If you’re lucky, you’ll find a way to make such changes and then you’ll have the best of both worlds, that of the professional who writes to give other people what they want while also writing for yourself.

If you can achieve those goals, you’ll have reached a plateau of meaning and elegance that few writers ever reach.

Good luck!

Does being social help with writing dialogue for your stories? If not, what do you think helps with writing good dialogue?

I doubt that being social helps because people in books don’t speak the same way that they do in real life. Not even close.

Nor can you just pull sentences out of thin air.

But I suspect that reading books that have the kind of dialogue that you wish you’d written, then taking apart those scenes, is possibly the best way to learn how to write good dialogue.

What is the best point of view to use when writing a multi-character novel?

  1. First, what’s the genre of the novel? Some novels are so often done in one view-point or another that stories written in any other viewpoint will be ignored. Not read.
  2. IF you have a choice because such novels can use any of a number of viewpoints, then you continue the process to figure out which will work best for you.
  3. Of course, the first step in the process is figuring out if there’s a particular viewpoint that you do best. If there is, then go with that viewpoint because, no matter what other viewpoint might seem best, any story is best told the way that works best for the writer.
  4. If you’re okay with any viewpoint, then look at your story. Check out the characters to see if one of them stands out from the others. Maybe because he/she is important, but perhaps because he/she is in the story in such a way as to be privy to most/all of the plot as it unfolds. If so, go with that character.
  5. Remember that the viewpoint character will slant the story one way or another. In other words, the story you end up with will be influenced by the viewpoint character. So a second thing to consider is what kind of story you want to write. Choose the viewpoint character that best reflects the theme of the story as well as being able to channel all the action because he/she is privy to most of the plot.

This works because I’ve never seen a story yet where all characters are equal in all ways or where the viewpoint character does not, in his/her actions and reflections, mirror the theme of the book.

When starting a novel, is it good to create an outline of ideas or just to write the ideas into the story and hash it out later?

Are you the type who jumps into everything you do feet first? Or the type who researches everything before making a move?

Which type you are tells you which way you should approach the craft of writing a story.

Personally, I started out by jumping in feet first but, over time, decided that I put less time and effort into a story if I research and outline first. So I made myself slow down and learn how to do just that.

I’ve never regretted changing methods, but what worked for me might not work for others. So do what feels right for you.

Can I write a love story if I’ve never been in love?

If science fiction writers can write about worlds and times that don’t exist, then you can write about love.

All it takes is a well-honed —- and well-trained —- imagination.

Because describing something you don’t personally know without thinking through how you want to do it, is an exercise in futility and will result in poor writing.

But describing something you don’t know after thinking it through and deciding what you want to say and why you want to say it is the mark of a professional writer of fiction.

What are female character cliches to avoid?
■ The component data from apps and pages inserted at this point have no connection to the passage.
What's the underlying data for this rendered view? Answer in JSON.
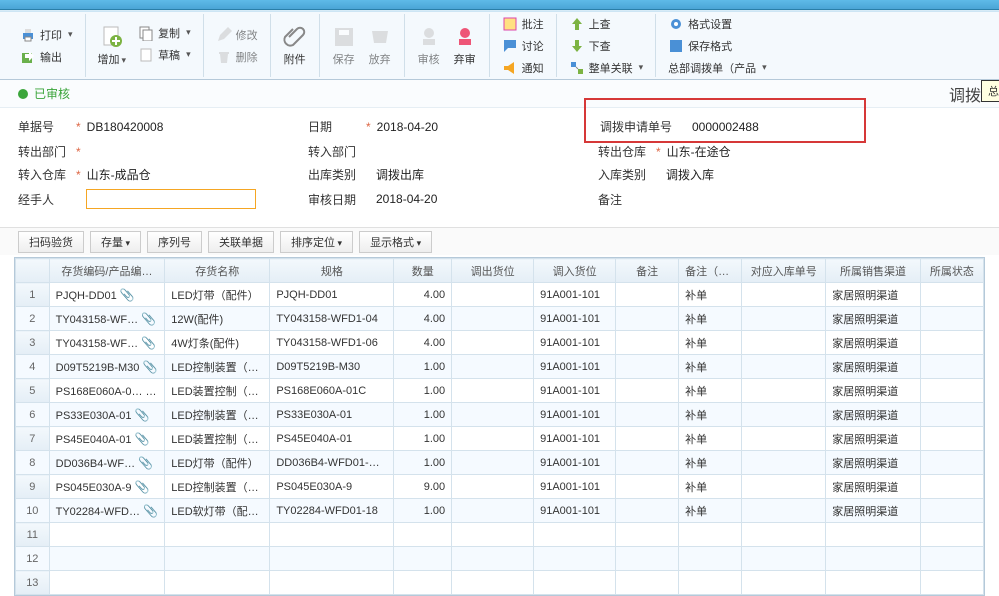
{
  "ribbon": {
    "print": "打印",
    "output": "输出",
    "add": "增加",
    "copy": "复制",
    "draft": "草稿",
    "modify": "修改",
    "delete": "删除",
    "attach": "附件",
    "save": "保存",
    "open": "放弃",
    "submit": "弃审",
    "audit": "审核",
    "approve": "批注",
    "discuss": "讨论",
    "notify": "通知",
    "prev": "上查",
    "next": "下查",
    "related": "整单关联",
    "fmt": "格式设置",
    "savefmt": "保存格式",
    "fullbar": "总部调拨单（产品"
  },
  "status": {
    "label": "已审核",
    "docType": "调拨",
    "tip": "总部调拨单（产品描述）"
  },
  "form": {
    "billNoLbl": "单据号",
    "billNo": "DB180420008",
    "dateLbl": "日期",
    "date": "2018-04-20",
    "reqNoLbl": "调拨申请单号",
    "reqNo": "0000002488",
    "outDeptLbl": "转出部门",
    "inDeptLbl": "转入部门",
    "outWhLbl": "转出仓库",
    "outWh": "山东-在途仓",
    "inWhLbl": "转入仓库",
    "inWh": "山东-成品仓",
    "outTypeLbl": "出库类别",
    "outType": "调拨出库",
    "inTypeLbl": "入库类别",
    "inType": "调拨入库",
    "handlerLbl": "经手人",
    "auditDateLbl": "审核日期",
    "auditDate": "2018-04-20",
    "remarkLbl": "备注"
  },
  "toolbar2": {
    "scan": "扫码验货",
    "stock": "存量",
    "serial": "序列号",
    "link": "关联单据",
    "sort": "排序定位",
    "display": "显示格式"
  },
  "grid": {
    "headers": {
      "code": "存货编码/产品编…",
      "name": "存货名称",
      "spec": "规格",
      "qty": "数量",
      "outLoc": "调出货位",
      "inLoc": "调入货位",
      "note": "备注",
      "stop": "备注（停…",
      "relIn": "对应入库单号",
      "channel": "所属销售渠道",
      "status": "所属状态"
    },
    "rows": [
      {
        "n": "1",
        "code": "PJQH-DD01",
        "name": "LED灯带（配件）",
        "spec": "PJQH-DD01",
        "qty": "4.00",
        "inLoc": "91A001-101",
        "stop": "补单",
        "chan": "家居照明渠道"
      },
      {
        "n": "2",
        "code": "TY043158-WF…",
        "name": "12W(配件)",
        "spec": "TY043158-WFD1-04",
        "qty": "4.00",
        "inLoc": "91A001-101",
        "stop": "补单",
        "chan": "家居照明渠道"
      },
      {
        "n": "3",
        "code": "TY043158-WF…",
        "name": "4W灯条(配件)",
        "spec": "TY043158-WFD1-06",
        "qty": "4.00",
        "inLoc": "91A001-101",
        "stop": "补单",
        "chan": "家居照明渠道"
      },
      {
        "n": "4",
        "code": "D09T5219B-M30",
        "name": "LED控制装置（…",
        "spec": "D09T5219B-M30",
        "qty": "1.00",
        "inLoc": "91A001-101",
        "stop": "补单",
        "chan": "家居照明渠道"
      },
      {
        "n": "5",
        "code": "PS168E060A-0…",
        "name": "LED装置控制（…",
        "spec": "PS168E060A-01C",
        "qty": "1.00",
        "inLoc": "91A001-101",
        "stop": "补单",
        "chan": "家居照明渠道"
      },
      {
        "n": "6",
        "code": "PS33E030A-01",
        "name": "LED控制装置（…",
        "spec": "PS33E030A-01",
        "qty": "1.00",
        "inLoc": "91A001-101",
        "stop": "补单",
        "chan": "家居照明渠道"
      },
      {
        "n": "7",
        "code": "PS45E040A-01",
        "name": "LED装置控制（…",
        "spec": "PS45E040A-01",
        "qty": "1.00",
        "inLoc": "91A001-101",
        "stop": "补单",
        "chan": "家居照明渠道"
      },
      {
        "n": "8",
        "code": "DD036B4-WF…",
        "name": "LED灯带（配件）",
        "spec": "DD036B4-WFD01-…",
        "qty": "1.00",
        "inLoc": "91A001-101",
        "stop": "补单",
        "chan": "家居照明渠道"
      },
      {
        "n": "9",
        "code": "PS045E030A-9",
        "name": "LED控制装置（…",
        "spec": "PS045E030A-9",
        "qty": "9.00",
        "inLoc": "91A001-101",
        "stop": "补单",
        "chan": "家居照明渠道"
      },
      {
        "n": "10",
        "code": "TY02284-WFD…",
        "name": "LED软灯带（配…",
        "spec": "TY02284-WFD01-18",
        "qty": "1.00",
        "inLoc": "91A001-101",
        "stop": "补单",
        "chan": "家居照明渠道"
      },
      {
        "n": "11"
      },
      {
        "n": "12"
      },
      {
        "n": "13"
      }
    ]
  }
}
There are no cliches to avoid, male or female. None.

Cliches exist because they clue the reader into the character being described quickly and easily. That can be a good thing because it saves time and effort that can be put to better use telling the story.

The thing is, do a good job of describing your ‘cliche’ character. Don’t skimp and do delve deeply into your character.

Because then that cliche character won’t be a cliche after all, she’ll be a living, breathing, exciting example of a specific personality type.